《秋天》,1573年。油画,77 x 63厘米。 卢浮宫博物馆,巴黎,法国。

在米兰,阿尔钦博托的父亲对他进行了艺术训练,他也得到了Lombard School的艺术家,例如来自克雷莫纳的杰出画家Giuseppe Meda(活跃在米兰的1551-1559)和Bernardino Campi(1522-1591)的指导。

从阿尔钦博托的艺术中,我们感受到了对达芬奇的艺术和科学的迷恋。实际上,朱塞佩的父亲Biagio幸运地与达芬奇的学生Bernardio Luini是好友。在达芬奇死后,Bernardio Luini继承了几本达芬奇的工作手册和素描。Biagio Arcimboldo确实是研究了这些,几年后,他将达芬奇的人艺术和科学风格教给了他儿子。

《侍酒师》,1574年。帆布油画,87.5 x 66.6 cm,私人收藏,伦敦。


《火》,1566年,木版油画,66.5 x 51 cm,艺术史博物馆,维也纳。

建筑和装饰的观念反映了艺术的幻想和矫饰主义的品味。

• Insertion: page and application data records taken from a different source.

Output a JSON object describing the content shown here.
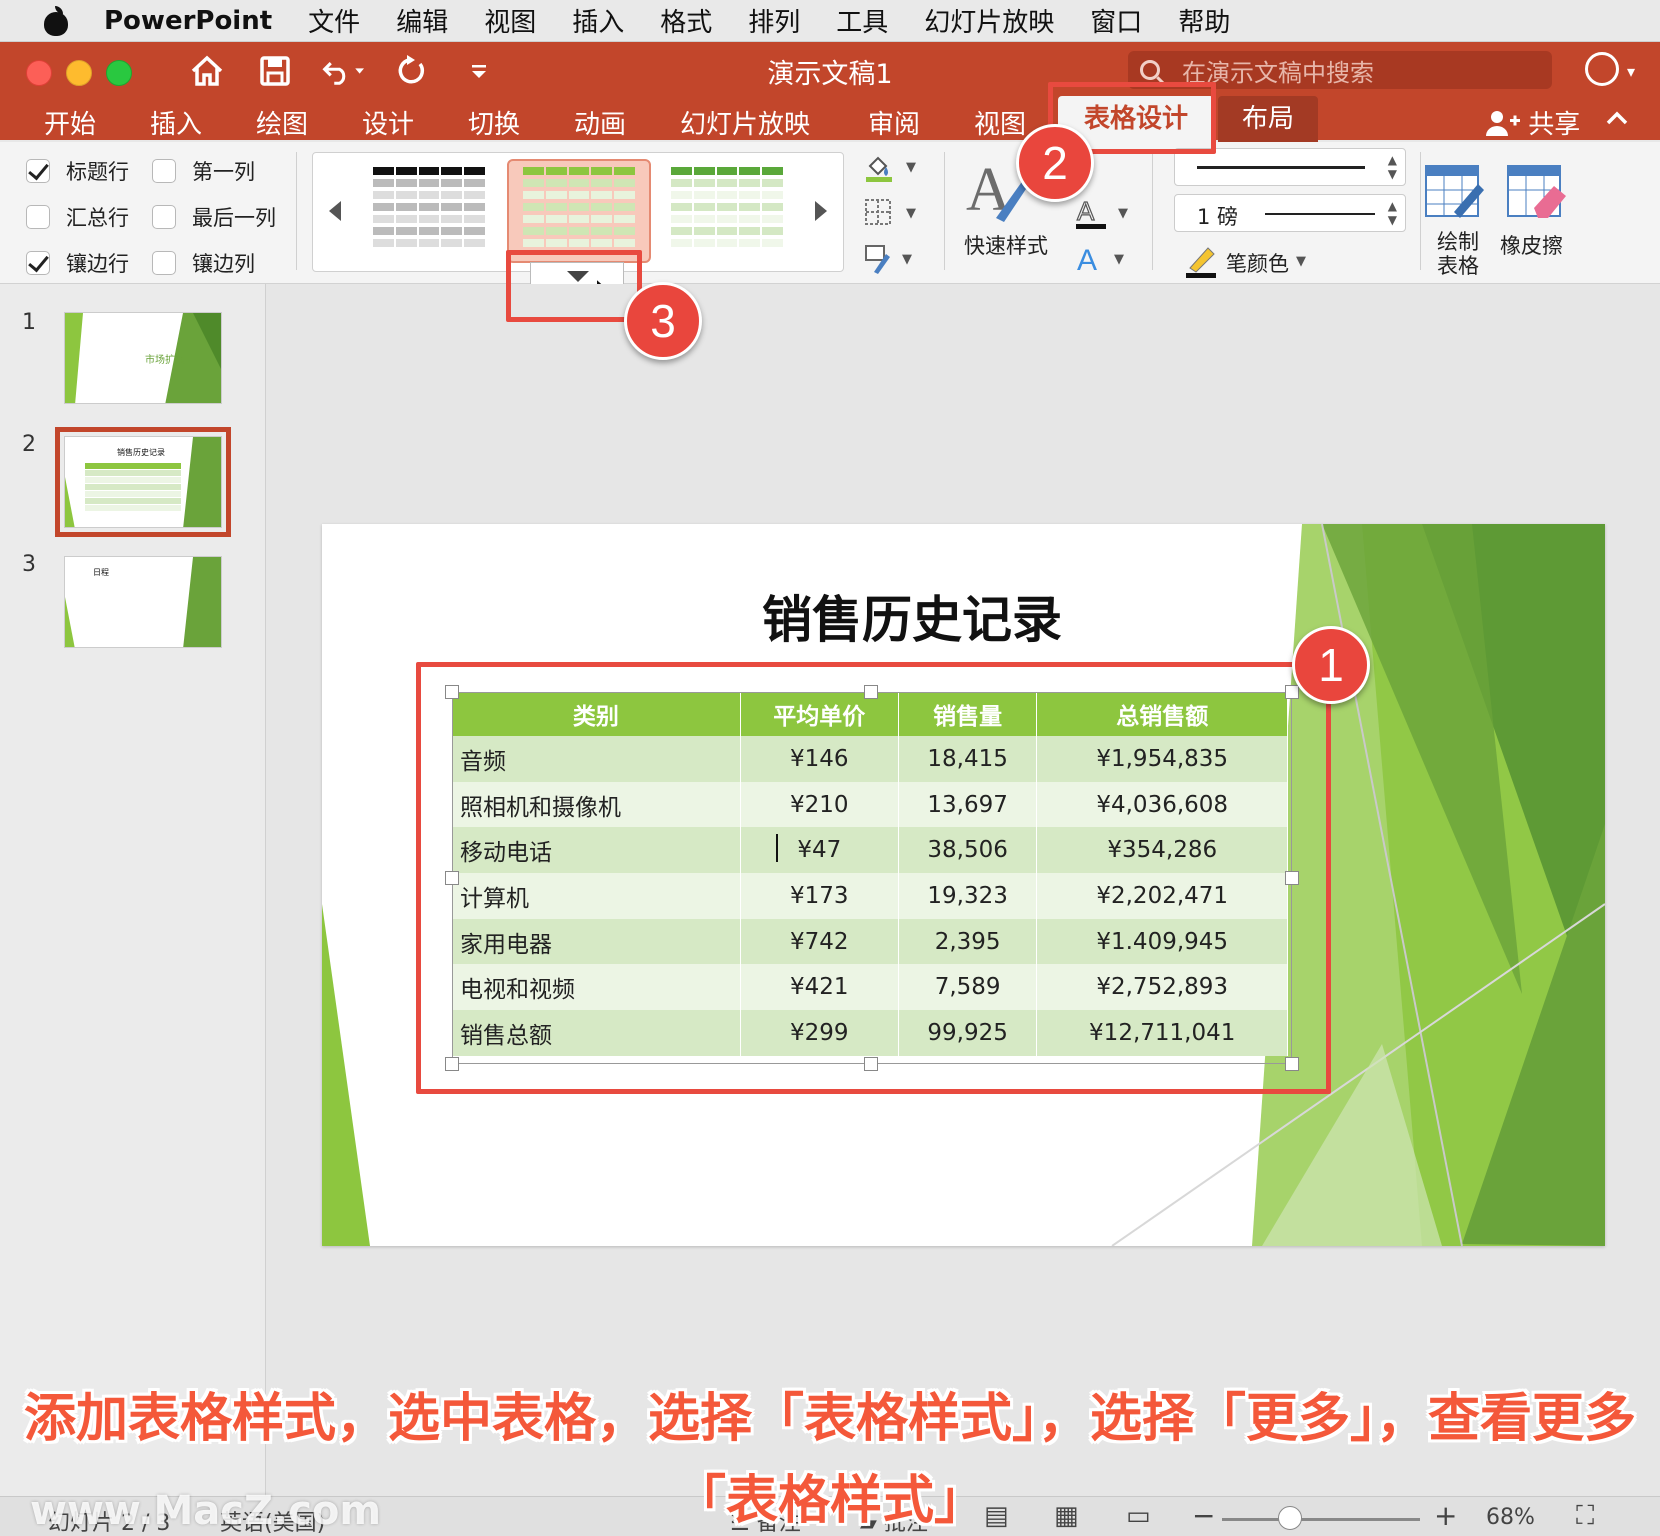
{
  "menubar": {
    "app": "PowerPoint",
    "items": [
      "文件",
      "编辑",
      "视图",
      "插入",
      "格式",
      "排列",
      "工具",
      "幻灯片放映",
      "窗口",
      "帮助"
    ]
  },
  "titlebar": {
    "doc_title": "演示文稿1",
    "search_placeholder": "在演示文稿中搜索"
  },
  "tabs": {
    "start": "开始",
    "insert": "插入",
    "draw": "绘图",
    "design": "设计",
    "transitions": "切换",
    "animations": "动画",
    "slideshow": "幻灯片放映",
    "review": "审阅",
    "view": "视图",
    "table_design": "表格设计",
    "layout": "布局",
    "share": "共享"
  },
  "ribbon": {
    "options": {
      "header_row": "标题行",
      "first_col": "第一列",
      "total_row": "汇总行",
      "last_col": "最后一列",
      "banded_rows": "镶边行",
      "banded_cols": "镶边列"
    },
    "quick_styles": "快速样式",
    "line_weight": "1 磅",
    "pen_color": "笔颜色",
    "draw_table": "绘制表格",
    "eraser": "橡皮擦"
  },
  "colors": {
    "accent": "#c2462b",
    "table_header": "#8dc63f",
    "callout": "#e84a3f",
    "caption": "#f4583a"
  },
  "slides": {
    "numbers": [
      "1",
      "2",
      "3"
    ],
    "thumb1_title": "市场扩展",
    "thumb2_title": "销售历史记录",
    "thumb3_title": "日程"
  },
  "slide": {
    "title": "销售历史记录",
    "table": {
      "headers": [
        "类别",
        "平均单价",
        "销售量",
        "总销售额"
      ],
      "rows": [
        [
          "音频",
          "¥146",
          "18,415",
          "¥1,954,835"
        ],
        [
          "照相机和摄像机",
          "¥210",
          "13,697",
          "¥4,036,608"
        ],
        [
          "移动电话",
          "¥47",
          "38,506",
          "¥354,286"
        ],
        [
          "计算机",
          "¥173",
          "19,323",
          "¥2,202,471"
        ],
        [
          "家用电器",
          "¥742",
          "2,395",
          "¥1.409,945"
        ],
        [
          "电视和视频",
          "¥421",
          "7,589",
          "¥2,752,893"
        ],
        [
          "销售总额",
          "¥299",
          "99,925",
          "¥12,711,041"
        ]
      ]
    }
  },
  "callouts": [
    "1",
    "2",
    "3"
  ],
  "caption": {
    "line1": "添加表格样式，选中表格，选择「表格样式」，选择「更多」，查看更多",
    "line2": "「表格样式」"
  },
  "status": {
    "slide_info": "幻灯片 2 / 3",
    "language": "英语(美国)",
    "notes": "备注",
    "comments": "批注",
    "zoom": "68%"
  },
  "watermark": "www.MacZ.com"
}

这也展现了达芬奇对阿尔钦博托的影响力,同样也通过米兰艺术家Gaudenzio Ferrari(1471-1546)的艺术。在米兰大教堂的一份1556年的档案文件中提到,阿尔钦博托的大教堂绘画被Corrado de Mochis转移到了玻璃。在此期间,阿尔钦博托为的神圣罗马帝国王迪、波西米拉国王、已故的费迪南德一世创作了五个象征徽章。

阿尔钦博托的父亲于1551年过世,阿尔钦博托继续在伦巴第工作,一直到1558年前往科莫和蒙扎之前。他为科莫大教堂的挂毯创作了旧约和新约的草图。Gobelins Tapestry手工坊的弗兰德斯艺术家Johannes和Ludwig Karcher(活跃于1517年至1561年)受雇于Gobeline挂毯公司,从这些草图中创作了挂毯。

《圣母的死亡(根据阿尔钦博托的草图设计)》,1561-1562年,挂毯,423 x 470 cm,科莫大教堂,科莫。